_Problem details_
For the word "icon", search the records and show each line in which it occurs.

Dataset records
--- START ---

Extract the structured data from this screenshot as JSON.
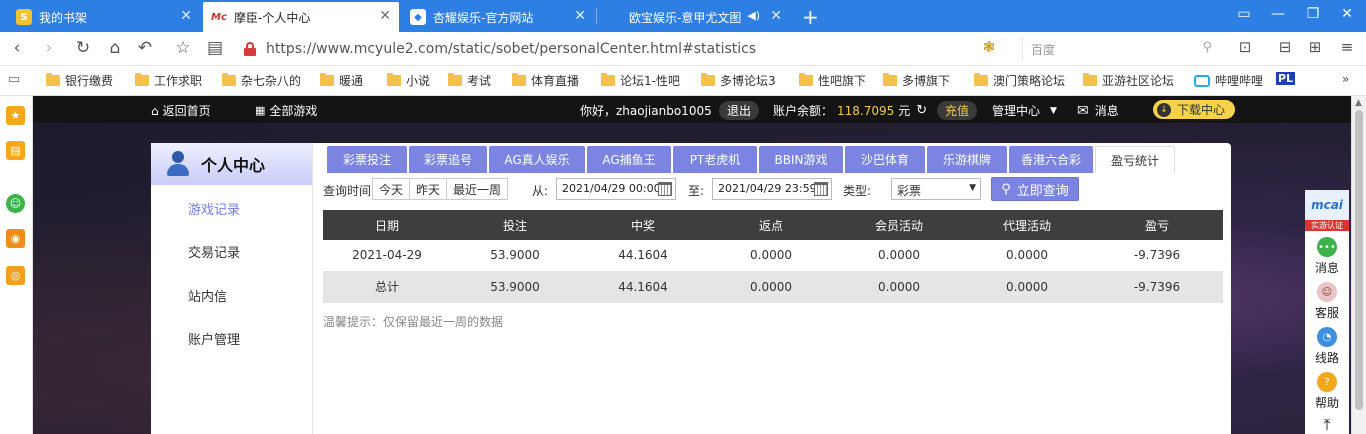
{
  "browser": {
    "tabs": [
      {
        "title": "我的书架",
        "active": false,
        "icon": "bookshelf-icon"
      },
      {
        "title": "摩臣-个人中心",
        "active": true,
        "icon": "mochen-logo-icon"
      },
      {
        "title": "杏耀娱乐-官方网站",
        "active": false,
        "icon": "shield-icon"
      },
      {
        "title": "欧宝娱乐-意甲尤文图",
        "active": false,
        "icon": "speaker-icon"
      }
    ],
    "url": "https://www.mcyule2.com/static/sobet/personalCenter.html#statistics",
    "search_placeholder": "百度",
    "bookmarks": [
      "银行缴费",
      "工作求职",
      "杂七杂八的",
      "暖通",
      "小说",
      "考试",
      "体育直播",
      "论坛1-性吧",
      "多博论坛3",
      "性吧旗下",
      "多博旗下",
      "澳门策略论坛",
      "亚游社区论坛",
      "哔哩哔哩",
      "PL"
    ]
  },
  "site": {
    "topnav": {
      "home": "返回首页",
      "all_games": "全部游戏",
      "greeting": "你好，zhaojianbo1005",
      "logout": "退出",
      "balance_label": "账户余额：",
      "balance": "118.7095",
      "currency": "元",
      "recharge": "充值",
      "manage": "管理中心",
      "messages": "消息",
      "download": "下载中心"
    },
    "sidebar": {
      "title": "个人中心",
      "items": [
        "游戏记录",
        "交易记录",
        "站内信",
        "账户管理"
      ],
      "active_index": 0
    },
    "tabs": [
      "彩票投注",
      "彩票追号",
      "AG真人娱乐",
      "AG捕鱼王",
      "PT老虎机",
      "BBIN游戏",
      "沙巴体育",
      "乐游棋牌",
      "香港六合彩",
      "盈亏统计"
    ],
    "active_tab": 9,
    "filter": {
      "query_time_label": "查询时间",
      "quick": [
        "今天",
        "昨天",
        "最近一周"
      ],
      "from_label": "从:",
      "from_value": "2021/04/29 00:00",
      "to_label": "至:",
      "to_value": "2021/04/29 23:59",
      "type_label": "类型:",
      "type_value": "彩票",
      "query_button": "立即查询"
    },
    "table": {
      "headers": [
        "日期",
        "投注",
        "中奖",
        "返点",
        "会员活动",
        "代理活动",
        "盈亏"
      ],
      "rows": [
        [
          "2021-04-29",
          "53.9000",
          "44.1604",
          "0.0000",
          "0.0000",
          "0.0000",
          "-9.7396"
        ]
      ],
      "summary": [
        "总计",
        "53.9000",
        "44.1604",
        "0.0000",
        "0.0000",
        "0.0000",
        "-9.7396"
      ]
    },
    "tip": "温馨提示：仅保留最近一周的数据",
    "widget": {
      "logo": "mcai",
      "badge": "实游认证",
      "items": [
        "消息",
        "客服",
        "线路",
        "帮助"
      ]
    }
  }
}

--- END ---

_Result of this task_
        "icon": "bookshelf-icon"
        "icon": "mochen-logo-icon"
        "icon": "shield-icon"
        "icon": "speaker-icon"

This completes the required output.